Correction: it was inaccurately reported that Colorado Springs Rep. Doug Lamborn has offered to cut his annual pay by 10 percent in order to balance the federal budget when it was in fact Rep. Mike Coffman who pledged to do so. The Collegian regrets its errors.
As a new legislature comes into session this year, the fad has been to talk about how to cut the $1.27 trillion national deficit.
Our very own Rep. Cory Gardner (R, D-4) wants to reroute any unspent stimulus money, leaving unfinished construction projects across the country.
Republican Rep. Scott Tipton of Cortez wants to cut down regulation on food and healthcare, potentially bringing the country back to the days predating Upton Sinclairâ€™s â€œThe Jungle.â€
And Rep. Doug Lamborn (R, Colorado Springs) wants to cut his salary from $174,000 to $156,600. Itâ€™s a nice gesture but a meaningless one.
These Colorado republicans seem to have been quick to jump on the bandwagon of cutting money from civil necessities rather than from defense, Social Security, Medicare and MedicaidÂ that together cost the federal government $2.41 trillion.
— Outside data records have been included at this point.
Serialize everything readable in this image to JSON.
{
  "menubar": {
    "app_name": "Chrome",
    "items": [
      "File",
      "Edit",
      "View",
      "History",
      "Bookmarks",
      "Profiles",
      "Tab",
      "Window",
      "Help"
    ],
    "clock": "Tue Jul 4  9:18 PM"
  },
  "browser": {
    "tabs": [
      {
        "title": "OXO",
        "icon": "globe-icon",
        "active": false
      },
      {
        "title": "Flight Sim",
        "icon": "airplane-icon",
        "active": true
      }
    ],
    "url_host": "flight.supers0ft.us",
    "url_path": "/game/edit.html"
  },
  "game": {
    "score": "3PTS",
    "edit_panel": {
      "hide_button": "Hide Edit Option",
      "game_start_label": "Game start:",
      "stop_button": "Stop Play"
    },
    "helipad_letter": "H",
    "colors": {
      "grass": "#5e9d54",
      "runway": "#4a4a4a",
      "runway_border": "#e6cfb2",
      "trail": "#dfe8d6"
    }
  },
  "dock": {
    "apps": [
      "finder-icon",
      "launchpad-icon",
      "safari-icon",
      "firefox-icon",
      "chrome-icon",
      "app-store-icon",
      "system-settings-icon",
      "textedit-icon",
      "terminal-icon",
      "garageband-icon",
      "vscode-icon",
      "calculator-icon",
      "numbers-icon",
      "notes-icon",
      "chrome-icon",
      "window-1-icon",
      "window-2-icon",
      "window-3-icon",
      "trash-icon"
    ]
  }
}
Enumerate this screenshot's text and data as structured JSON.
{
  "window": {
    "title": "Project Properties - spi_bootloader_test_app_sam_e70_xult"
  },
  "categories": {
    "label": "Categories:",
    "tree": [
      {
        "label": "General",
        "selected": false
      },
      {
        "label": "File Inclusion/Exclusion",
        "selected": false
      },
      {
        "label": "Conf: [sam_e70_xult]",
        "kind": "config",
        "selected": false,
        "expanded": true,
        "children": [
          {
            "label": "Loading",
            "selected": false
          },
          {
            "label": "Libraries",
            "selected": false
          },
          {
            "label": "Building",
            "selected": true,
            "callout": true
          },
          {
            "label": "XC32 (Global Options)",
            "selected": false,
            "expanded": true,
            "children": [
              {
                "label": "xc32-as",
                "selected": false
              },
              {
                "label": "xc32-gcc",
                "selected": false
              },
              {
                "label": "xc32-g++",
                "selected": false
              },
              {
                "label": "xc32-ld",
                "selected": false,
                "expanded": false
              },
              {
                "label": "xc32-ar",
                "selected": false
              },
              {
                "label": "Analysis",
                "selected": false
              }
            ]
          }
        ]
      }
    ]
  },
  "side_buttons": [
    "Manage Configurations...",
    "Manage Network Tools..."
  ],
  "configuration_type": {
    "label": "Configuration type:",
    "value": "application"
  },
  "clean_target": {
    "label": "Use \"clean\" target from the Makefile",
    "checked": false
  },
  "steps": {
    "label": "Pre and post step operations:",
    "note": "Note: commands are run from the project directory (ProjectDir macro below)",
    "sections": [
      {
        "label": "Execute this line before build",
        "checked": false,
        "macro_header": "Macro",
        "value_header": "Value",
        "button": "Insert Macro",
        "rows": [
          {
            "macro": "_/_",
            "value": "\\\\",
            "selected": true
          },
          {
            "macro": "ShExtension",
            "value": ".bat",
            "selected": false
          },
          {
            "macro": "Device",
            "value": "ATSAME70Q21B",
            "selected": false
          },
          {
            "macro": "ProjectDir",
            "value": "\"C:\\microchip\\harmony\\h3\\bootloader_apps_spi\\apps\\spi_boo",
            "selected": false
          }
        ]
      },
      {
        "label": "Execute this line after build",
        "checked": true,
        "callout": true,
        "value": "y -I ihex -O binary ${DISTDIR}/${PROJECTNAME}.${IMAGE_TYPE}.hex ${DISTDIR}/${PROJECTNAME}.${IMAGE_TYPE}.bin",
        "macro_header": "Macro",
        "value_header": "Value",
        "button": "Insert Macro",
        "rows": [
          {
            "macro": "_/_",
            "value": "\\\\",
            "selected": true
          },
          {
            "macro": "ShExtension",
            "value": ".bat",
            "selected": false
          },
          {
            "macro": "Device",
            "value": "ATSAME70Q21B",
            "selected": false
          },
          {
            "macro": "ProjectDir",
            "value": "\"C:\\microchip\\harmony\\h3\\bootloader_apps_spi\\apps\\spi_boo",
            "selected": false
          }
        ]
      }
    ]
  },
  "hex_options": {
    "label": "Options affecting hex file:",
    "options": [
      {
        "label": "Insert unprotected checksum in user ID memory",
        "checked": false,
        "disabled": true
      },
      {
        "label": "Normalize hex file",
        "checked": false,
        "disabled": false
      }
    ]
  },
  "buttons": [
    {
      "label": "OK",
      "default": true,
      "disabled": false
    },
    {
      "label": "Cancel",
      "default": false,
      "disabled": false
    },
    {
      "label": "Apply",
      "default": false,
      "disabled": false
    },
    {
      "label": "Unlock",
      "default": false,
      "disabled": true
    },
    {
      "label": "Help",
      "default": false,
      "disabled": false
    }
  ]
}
Compare this to the $2.57 trillion in federal revenue generated by taxes, duties and more.
These representatives rode into office in November on a wave of campaign promises to balance the budget. Now that theyâ€™ve arrived, there is talk of â€œplaying hardball,â€ yet no serious talk of cutting the big four.
Without cutting spending from these areas, only $157 billion would remain in a balanced budget. America then comes up with empty pockets to cover the $251 billion it owes in interest to nations abroad.
While cutting from the big four could mean political suicide for many representatives, all parties involved must understand that America canâ€™t continue spending what it has on entitlement programs and the military if the country is going to be around for future generations.